Many anticancer drugs result in severe side effects due to damage inflicted on healthy cells. An important goal in drug development is to target drugs that will only kill cancerous cells. Folate is an essential vitamin (B9) obtained via our diet and is required for cell growth. Antifolate drugs kill cancerous cells but also damage healthy cells resulting in challenging side effects for patients. A new study from the Newstead group, published in Nature, now reveals the structure of the folate transporter, laying the foundation for developing targeted chemotherapy agents.
Folate is transported into our cells through the proton coupled folate transporter (PCFT). PCFT transports dietary folates across the intestinal tract and into the brain. Importantly, this transporter is more active in cancerous cells due to their altered metabolism, offering a route to selectively target diseased tissue. However, current antifolate drugs are also recognised by other folate transport systems required by healthy cells to survive. The key is to target only cancerous cells by selective transport via PCFT.
In the latest research from the Newstead group and undertaken by Dr Jo Parker and aided by Dr Gabriel Kuteyi in collaboration with Dr Justin Deme & Prof Susan Lea in the Dunn School of Pathology but recently relocated to the National Cancer Institute at the National Institutes of Health in the USA and Dr Zhiyi Wu & Prof. Philip Biggin in the Department of Biochemistry now reveals the structure of PCFT for the first time.
Crucially, PCFT was solved in complex with Pemetrexed, a chemotherapy agent used to treat non-small cell lung cancer and pleural mesothelioma.
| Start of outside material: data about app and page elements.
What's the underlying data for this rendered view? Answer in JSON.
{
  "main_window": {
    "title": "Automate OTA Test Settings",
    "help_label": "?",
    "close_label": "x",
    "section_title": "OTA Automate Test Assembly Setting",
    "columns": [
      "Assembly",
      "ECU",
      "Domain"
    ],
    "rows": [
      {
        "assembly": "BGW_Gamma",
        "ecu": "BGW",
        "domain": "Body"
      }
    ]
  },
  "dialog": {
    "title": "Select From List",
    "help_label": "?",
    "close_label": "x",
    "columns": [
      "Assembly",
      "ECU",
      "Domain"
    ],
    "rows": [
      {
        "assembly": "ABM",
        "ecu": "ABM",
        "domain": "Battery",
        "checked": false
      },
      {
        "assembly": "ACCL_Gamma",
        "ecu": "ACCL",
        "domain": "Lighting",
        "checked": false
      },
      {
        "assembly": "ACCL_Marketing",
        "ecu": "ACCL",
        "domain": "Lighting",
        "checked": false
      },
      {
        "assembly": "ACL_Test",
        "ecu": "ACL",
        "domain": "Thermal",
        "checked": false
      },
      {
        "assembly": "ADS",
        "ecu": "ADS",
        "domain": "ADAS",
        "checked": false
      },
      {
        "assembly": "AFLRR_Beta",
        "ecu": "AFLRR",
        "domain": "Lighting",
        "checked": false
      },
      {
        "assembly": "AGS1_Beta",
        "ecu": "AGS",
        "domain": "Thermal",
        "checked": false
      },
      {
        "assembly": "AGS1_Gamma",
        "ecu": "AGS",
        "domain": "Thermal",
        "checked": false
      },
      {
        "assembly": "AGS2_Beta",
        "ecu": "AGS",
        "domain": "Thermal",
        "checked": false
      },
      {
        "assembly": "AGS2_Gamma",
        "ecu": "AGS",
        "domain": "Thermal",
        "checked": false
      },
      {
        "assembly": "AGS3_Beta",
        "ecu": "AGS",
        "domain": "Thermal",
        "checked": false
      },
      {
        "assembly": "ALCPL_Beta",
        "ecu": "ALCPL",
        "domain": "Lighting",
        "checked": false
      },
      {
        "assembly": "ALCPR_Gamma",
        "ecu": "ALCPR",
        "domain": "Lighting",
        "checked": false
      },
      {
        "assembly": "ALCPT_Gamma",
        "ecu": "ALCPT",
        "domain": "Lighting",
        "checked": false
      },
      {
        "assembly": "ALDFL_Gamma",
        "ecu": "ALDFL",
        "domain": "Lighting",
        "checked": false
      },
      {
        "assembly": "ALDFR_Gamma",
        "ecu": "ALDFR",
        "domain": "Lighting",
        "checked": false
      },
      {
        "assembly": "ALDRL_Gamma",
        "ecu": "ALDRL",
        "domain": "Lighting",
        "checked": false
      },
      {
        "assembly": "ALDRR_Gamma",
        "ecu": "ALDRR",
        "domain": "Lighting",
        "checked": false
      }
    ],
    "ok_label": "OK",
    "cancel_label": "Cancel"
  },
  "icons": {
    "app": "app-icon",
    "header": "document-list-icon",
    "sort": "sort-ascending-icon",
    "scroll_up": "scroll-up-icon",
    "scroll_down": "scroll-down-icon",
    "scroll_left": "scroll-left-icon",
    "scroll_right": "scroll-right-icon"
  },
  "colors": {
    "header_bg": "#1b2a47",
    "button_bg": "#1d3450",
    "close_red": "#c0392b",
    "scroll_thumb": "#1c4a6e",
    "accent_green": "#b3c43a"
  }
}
These new results now reveal the blueprint to modify antifolate drugs to target PCFT more effectively.
25th May 2021